What sort of books inspired you as a child?
I was raised in the 1950s and 1960s in the small agricultural town of Holtville, California, bounded by fields, desert and the Mexican border. I read everything I could. From Reader’s Digest condensed books to Tom Sawyer and Old Yeller, and then in my preteens, Das Kapital, war histories and novels. I enjoyed poetry and Zane Grey’s stories of the Old West. My favourite reading by far, though, was astronomy, palaeontology and mythology, beginning from the time I was about nine.
Which books spurred you to become an anthropologist and to work in the Amazonian jungle?
The books that most inspired me were all missionary stories. My favourite ones, which still inspire even though I have long since abandoned faith in the supernatural, were Shadow of the Almighty: The Life and Testament of Jim Elliot, by Elisabeth Elliot (his wife); Through Gates of Splendor (again by Elisabeth Elliot); and Jungle Pilot: The Life and Witness of Nate Saint, by Russell Hitt. These three books were about the missionaries who tried to contact the Auca/Waorani people of Ecuador but were all killed in a terrible misunderstanding (which spurred me to read even more anthropology). I found it inspiring that people could be willing to give up all the advantages of civilisation to live and die in obscurity for the benefit of others – my then view of what missionary life was all about. I began this reading when I was 10 years old, after telling my mother that I wanted to be a missionary.

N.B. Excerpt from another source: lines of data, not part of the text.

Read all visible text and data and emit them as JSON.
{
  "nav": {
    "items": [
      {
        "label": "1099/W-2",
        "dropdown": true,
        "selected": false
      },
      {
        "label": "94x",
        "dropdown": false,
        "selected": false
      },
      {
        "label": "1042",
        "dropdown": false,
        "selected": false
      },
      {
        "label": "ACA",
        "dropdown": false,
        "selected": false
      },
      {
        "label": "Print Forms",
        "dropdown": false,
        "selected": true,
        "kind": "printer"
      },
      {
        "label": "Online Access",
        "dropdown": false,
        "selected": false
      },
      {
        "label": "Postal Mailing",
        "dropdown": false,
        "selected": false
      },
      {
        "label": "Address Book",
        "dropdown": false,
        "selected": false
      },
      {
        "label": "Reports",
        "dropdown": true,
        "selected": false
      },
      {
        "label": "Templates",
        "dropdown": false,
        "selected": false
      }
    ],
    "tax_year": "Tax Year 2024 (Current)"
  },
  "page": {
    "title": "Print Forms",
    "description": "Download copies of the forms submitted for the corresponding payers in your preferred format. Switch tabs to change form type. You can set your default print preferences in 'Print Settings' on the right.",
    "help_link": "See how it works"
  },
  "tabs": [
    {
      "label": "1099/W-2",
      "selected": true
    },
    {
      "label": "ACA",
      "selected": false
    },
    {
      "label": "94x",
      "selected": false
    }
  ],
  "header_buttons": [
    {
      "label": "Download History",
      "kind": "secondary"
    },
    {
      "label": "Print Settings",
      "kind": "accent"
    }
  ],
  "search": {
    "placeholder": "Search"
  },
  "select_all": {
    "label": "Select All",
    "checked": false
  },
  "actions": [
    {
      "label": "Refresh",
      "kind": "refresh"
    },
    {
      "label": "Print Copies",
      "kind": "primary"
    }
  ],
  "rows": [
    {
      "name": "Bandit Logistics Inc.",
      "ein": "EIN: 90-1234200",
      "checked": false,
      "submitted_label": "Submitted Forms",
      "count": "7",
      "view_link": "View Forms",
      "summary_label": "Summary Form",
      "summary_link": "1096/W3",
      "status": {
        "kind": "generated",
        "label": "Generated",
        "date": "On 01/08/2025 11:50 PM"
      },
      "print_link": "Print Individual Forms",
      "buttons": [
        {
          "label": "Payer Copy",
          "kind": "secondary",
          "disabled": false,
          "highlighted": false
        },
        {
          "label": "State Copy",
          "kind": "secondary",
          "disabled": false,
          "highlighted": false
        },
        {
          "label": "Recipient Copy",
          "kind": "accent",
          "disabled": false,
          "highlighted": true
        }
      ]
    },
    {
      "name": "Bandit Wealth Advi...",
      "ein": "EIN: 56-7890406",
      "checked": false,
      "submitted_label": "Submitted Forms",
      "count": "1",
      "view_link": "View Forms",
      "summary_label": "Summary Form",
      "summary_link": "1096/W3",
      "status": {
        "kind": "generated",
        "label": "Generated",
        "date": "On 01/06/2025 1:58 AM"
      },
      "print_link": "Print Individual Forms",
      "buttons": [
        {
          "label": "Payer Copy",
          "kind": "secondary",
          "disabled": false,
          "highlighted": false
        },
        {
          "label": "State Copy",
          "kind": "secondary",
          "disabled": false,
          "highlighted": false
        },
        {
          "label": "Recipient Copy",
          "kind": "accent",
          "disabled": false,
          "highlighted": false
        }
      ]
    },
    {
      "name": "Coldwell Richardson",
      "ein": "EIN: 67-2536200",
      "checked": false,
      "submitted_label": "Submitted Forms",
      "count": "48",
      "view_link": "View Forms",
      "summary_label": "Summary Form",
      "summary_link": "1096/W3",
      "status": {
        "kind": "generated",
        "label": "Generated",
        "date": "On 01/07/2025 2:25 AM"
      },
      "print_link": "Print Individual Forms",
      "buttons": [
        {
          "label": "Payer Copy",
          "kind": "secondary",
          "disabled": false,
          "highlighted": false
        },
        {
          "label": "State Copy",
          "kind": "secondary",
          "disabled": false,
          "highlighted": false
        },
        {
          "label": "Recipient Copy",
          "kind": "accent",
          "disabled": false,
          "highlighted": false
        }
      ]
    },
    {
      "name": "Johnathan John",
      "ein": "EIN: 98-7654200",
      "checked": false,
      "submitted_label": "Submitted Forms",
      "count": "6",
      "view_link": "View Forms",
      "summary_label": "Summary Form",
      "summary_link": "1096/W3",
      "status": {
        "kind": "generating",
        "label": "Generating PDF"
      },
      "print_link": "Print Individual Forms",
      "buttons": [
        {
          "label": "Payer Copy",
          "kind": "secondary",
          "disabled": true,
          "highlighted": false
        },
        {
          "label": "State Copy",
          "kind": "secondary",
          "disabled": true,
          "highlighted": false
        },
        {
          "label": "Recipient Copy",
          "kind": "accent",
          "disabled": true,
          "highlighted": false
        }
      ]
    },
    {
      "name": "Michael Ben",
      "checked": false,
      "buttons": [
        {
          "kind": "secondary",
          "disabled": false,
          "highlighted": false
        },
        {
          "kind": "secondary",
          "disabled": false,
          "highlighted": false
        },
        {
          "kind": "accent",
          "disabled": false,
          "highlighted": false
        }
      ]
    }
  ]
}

Your new book explores ‘how languages began’. Which books led to your desire to disentangle the mysteries of language?
I had the transformational experience of meeting Kenneth L. Pike, one of the greatest thinkers about language of the 20th century. His massive book with an unfortunate title, Language in Relation to a Unified Theory of the Structure of Human Behavior, was fascinating from cover to cover. Then I discovered something even more influential in my life: the writings of Noam Chomsky. His work seemed like the most intelligent, sensible theory of how language worked that I could imagine. I now disagree strongly with just about everything that Chomsky has written about language. But there is no question that his work deeply influenced me and improved my thinking.
Which accessible accounts of human evolution and particularly language would you recommend?
I recommend E. O. Wilson, Richard Dawkins and Steven Pinker (although since Pinker primarily promotes Chomsky’s views, I disagree with most of what he writes). All of their work directed at a general audience is riveting, well-written and insightful.
What is the last book you gave as a gift, and to whom?
For my wife, I just purchased the wonderful book by Alexandra Horowitz, Inside of a Dog: What Dogs See, Smell, and Know.
What books do you have on your desk waiting to be read?
For pleasure, I am just beginning The Apprentice: My Life in the Kitchen, by Jacques Pépin. Probably because I am so involved in low-calorie consumption, I enjoy books on food.
Daniel Everett is dean of arts and sciences at Bentley University in Massachusetts and the author of How Languages Began: The Story of Humanity’s Greatest Invention (Profile Books).